Bramley End, 1940. Truckloads of Royal Engineer soldiers arrive seeking billets, and are welcomed by the village’s inhabitants. However their suspicion is peaked by a series of slightly “off” clues – the use of the continental “7” and Viennese chocolate – and before long the soldiers are revealed as German paratroopers sent to set up an advance post for a planned invasion. The villagers are imprisoned in the local Church and must make escape attempts in order to try and get a message to the real British army, revealing hitherto unrealised skills, not least the Bramley End telephonist, who shows unexpected skill with an axe…
Veteran Ealing writers John Dighton, Angus MacPhail and Diana Morgan retained the bare bones of Greene’s story, and together with inventive and non-conformist ex-documentary director Alberto Cavalcanti they produced a profound study of Englishness and a masterpiece of unease.
Based On The Short Story By Graham Greene

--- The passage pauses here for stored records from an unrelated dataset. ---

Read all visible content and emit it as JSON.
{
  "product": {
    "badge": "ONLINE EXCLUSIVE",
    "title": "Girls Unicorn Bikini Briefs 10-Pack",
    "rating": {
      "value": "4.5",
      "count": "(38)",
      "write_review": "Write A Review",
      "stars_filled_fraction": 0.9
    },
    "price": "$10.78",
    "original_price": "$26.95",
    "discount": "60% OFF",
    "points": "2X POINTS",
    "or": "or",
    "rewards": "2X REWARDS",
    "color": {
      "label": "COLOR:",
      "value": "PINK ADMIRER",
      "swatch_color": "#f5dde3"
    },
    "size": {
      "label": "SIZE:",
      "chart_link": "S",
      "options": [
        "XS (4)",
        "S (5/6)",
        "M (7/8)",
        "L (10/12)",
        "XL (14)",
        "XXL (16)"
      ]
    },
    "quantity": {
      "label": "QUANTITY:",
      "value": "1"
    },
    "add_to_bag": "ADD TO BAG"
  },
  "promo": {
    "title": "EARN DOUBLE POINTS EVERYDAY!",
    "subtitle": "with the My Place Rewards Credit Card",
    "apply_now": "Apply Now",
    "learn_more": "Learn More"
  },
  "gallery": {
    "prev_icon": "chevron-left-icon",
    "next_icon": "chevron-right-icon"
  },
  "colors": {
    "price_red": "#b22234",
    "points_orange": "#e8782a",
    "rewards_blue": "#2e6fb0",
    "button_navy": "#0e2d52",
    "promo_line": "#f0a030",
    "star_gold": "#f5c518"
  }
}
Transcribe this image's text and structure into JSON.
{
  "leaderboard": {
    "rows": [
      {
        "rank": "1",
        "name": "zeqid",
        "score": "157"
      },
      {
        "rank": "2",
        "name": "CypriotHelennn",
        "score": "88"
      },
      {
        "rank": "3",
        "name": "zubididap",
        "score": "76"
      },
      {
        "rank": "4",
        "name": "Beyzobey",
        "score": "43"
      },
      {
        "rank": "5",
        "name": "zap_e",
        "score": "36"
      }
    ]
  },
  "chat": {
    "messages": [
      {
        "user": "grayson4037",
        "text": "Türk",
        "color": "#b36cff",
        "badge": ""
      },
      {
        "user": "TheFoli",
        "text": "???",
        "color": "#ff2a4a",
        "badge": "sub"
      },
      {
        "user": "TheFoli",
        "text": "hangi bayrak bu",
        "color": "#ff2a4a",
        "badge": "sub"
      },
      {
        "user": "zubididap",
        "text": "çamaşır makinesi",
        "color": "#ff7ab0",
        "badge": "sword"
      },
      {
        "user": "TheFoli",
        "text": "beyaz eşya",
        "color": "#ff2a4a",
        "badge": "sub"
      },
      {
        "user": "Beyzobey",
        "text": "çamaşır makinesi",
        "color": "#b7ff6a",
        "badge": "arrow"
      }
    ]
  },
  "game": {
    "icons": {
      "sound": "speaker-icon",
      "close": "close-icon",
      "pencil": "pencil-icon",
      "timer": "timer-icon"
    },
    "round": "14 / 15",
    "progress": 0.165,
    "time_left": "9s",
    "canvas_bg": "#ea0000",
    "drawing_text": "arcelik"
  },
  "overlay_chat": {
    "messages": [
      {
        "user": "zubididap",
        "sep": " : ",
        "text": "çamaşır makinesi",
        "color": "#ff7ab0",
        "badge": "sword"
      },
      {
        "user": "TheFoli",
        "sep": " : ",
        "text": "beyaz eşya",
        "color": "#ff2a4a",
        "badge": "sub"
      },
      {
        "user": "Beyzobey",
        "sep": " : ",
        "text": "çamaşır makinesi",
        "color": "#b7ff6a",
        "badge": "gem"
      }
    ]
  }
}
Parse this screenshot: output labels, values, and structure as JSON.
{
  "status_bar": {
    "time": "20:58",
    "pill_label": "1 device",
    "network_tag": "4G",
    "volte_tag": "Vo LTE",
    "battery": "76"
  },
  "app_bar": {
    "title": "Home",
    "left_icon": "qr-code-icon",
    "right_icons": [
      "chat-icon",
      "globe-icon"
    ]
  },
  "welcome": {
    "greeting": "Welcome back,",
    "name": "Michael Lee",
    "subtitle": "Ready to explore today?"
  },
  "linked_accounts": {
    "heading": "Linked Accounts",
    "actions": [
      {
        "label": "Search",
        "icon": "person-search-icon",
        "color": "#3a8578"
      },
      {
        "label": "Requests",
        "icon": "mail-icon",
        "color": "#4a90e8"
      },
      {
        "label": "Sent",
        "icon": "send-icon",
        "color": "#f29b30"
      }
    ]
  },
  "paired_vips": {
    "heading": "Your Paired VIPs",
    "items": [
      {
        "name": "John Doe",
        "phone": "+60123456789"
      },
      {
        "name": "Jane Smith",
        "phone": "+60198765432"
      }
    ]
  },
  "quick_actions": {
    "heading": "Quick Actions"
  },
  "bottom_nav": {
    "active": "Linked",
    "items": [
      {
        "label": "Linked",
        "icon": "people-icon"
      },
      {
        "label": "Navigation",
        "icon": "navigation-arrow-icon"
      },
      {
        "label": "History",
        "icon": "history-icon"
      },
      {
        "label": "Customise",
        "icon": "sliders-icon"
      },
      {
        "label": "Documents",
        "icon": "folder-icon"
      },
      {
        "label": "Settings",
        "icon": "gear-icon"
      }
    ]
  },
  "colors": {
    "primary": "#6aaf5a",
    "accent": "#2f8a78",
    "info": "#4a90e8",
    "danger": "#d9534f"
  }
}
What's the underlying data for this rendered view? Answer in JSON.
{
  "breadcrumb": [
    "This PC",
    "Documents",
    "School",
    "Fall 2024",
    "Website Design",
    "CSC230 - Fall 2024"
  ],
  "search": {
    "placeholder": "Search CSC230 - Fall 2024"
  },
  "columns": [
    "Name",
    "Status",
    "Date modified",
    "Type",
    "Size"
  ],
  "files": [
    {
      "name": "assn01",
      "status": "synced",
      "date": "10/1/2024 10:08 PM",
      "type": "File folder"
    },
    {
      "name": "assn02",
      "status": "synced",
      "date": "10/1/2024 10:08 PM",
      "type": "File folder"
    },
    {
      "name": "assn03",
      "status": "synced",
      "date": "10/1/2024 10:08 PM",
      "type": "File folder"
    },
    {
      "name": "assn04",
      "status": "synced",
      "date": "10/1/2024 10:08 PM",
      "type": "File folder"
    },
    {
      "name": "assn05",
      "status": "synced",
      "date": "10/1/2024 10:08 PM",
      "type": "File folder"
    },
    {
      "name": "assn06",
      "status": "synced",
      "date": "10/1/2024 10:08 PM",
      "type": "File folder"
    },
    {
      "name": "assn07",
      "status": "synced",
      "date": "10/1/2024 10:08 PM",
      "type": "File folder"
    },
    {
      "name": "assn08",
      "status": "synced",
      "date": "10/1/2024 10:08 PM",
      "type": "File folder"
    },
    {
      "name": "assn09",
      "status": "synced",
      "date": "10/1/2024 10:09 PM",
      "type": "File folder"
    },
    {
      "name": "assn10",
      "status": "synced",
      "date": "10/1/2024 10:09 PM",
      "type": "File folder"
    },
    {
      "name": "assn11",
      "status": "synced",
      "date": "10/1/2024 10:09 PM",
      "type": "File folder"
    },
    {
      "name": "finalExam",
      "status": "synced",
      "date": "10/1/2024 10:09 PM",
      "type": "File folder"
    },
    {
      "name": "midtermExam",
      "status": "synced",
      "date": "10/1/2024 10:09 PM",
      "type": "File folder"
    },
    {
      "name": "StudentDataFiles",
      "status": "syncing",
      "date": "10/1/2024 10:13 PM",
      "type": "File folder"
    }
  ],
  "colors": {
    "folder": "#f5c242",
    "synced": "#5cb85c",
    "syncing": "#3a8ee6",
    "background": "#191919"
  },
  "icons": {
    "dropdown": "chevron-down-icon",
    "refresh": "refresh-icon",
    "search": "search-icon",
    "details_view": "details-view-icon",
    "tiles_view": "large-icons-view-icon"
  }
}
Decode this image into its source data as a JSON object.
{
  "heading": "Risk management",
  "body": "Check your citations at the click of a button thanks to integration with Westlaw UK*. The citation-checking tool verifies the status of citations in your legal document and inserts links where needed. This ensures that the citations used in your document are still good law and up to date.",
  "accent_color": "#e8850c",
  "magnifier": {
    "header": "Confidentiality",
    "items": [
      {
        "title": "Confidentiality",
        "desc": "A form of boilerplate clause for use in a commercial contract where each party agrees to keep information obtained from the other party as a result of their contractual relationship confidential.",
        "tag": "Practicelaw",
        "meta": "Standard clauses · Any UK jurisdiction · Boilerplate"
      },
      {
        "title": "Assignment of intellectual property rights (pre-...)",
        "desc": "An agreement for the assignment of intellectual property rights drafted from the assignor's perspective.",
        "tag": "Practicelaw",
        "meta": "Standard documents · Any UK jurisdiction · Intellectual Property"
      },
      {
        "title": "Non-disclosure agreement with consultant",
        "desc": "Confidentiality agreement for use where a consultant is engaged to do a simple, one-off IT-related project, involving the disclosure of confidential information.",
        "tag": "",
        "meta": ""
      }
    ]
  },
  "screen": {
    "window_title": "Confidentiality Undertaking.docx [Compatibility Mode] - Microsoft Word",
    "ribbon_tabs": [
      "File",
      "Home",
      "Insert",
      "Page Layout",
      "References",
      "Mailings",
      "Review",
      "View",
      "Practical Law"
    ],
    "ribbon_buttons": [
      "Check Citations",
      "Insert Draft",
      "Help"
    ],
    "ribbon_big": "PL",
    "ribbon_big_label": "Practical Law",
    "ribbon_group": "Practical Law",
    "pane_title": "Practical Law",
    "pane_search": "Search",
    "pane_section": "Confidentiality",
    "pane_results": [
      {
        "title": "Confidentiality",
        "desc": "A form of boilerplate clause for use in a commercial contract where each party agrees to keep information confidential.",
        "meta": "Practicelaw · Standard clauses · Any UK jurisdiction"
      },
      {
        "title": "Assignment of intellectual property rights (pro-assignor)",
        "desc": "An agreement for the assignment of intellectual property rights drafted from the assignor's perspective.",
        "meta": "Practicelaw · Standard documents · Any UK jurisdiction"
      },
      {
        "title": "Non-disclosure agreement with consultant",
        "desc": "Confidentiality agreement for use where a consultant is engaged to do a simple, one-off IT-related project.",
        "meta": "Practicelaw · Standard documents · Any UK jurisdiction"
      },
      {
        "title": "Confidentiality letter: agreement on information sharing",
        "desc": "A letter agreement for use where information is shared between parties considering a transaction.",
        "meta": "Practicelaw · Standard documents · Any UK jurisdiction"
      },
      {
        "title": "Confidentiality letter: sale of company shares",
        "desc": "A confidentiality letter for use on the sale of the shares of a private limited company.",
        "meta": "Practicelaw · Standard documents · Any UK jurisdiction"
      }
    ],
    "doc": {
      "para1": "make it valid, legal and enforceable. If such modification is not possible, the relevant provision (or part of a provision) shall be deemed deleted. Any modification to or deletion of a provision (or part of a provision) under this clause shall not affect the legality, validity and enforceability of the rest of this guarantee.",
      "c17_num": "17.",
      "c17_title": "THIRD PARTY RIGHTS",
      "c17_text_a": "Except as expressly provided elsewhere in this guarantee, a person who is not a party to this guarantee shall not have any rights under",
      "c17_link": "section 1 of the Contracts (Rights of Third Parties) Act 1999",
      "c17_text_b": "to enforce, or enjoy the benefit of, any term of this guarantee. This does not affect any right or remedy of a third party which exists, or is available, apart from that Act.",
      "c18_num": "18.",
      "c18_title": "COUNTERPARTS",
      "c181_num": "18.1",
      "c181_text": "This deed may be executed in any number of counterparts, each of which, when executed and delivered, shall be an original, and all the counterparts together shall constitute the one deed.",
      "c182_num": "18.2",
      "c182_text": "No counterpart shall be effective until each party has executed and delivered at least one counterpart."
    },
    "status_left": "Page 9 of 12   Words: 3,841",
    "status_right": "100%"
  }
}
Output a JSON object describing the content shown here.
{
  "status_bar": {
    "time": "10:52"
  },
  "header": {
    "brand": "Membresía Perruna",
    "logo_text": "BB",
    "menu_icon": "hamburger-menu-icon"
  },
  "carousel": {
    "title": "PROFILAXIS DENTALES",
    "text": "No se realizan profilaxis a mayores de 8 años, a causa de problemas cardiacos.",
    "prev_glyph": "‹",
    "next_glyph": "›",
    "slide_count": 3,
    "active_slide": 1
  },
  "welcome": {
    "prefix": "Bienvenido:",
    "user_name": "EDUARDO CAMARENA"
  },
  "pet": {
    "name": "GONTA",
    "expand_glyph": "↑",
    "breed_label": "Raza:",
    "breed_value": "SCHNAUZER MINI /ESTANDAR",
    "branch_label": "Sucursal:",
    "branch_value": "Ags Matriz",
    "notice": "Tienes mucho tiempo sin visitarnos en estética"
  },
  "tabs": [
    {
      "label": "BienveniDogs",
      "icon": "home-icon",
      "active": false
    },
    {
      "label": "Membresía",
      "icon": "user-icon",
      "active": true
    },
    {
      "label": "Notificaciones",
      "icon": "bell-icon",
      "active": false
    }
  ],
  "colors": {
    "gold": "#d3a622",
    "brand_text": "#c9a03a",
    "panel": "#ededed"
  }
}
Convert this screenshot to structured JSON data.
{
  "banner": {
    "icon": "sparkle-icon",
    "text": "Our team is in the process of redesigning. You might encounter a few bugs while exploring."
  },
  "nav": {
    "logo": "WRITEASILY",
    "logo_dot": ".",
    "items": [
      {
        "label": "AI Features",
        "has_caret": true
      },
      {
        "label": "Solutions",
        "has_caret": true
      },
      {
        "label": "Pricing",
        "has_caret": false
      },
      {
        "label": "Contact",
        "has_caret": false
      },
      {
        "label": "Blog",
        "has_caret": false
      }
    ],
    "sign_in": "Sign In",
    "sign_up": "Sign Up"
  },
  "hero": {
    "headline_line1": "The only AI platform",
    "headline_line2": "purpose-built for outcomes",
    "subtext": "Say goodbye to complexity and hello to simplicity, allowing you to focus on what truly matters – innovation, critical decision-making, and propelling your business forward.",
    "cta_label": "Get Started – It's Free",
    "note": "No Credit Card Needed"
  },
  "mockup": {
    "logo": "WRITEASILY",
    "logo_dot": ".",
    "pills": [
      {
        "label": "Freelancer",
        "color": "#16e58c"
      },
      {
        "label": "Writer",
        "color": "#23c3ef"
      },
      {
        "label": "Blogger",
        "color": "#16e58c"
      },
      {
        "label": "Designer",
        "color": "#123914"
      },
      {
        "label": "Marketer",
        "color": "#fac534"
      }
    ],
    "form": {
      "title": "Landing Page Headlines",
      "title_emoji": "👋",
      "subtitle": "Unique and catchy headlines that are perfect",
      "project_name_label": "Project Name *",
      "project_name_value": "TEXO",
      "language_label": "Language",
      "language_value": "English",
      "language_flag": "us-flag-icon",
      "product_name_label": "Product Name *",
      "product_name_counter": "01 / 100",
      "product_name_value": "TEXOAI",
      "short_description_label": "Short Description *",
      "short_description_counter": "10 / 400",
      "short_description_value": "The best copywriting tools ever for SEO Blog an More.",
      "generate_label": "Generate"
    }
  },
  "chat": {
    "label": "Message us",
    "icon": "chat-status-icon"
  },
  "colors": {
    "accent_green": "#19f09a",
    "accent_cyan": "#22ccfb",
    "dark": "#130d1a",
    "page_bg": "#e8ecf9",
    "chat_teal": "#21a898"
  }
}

Went the Day Well? appears in its original aspect ratio of 1:37:1 with mono 2.0 sound. Went the Day Well? was restored using the original picture and sound negatives. Both were physically cleaned and printed to create new 35mm film masters. Inspection, comparison and selection of these film materials was done at the BFI National Archive. The picture was scanned in 2K definition on a pin-registered Genesis Film Scanner at PresTech Film Labs, London. Picture grading was performed on a Baselight Lustre at Technicolor, London. The picture was then digitally restored using PFClean, removing dirt, scratches, warps, torn or replacing torn or missing frames and improving stability issues. The sound was digitally restored by the BFI National Archive, starting from the new track print. The 24 bit, 48kHz files were transferred and synched to the final restoration masters via ProTools. This restoration was completed in 2K resolution and a new digital intermediate was created. All work was done in collaboration between Studio Canal / Optimum Releasing and the BFI. This Blu-ray/DVD release uses the HD 24fps 1080P master made directly from the restored 2K data. Original materials are preserved at the BFI National Archive. Restoration materials are preserved at the BFI National Archive and the Pinewood Canal vaults.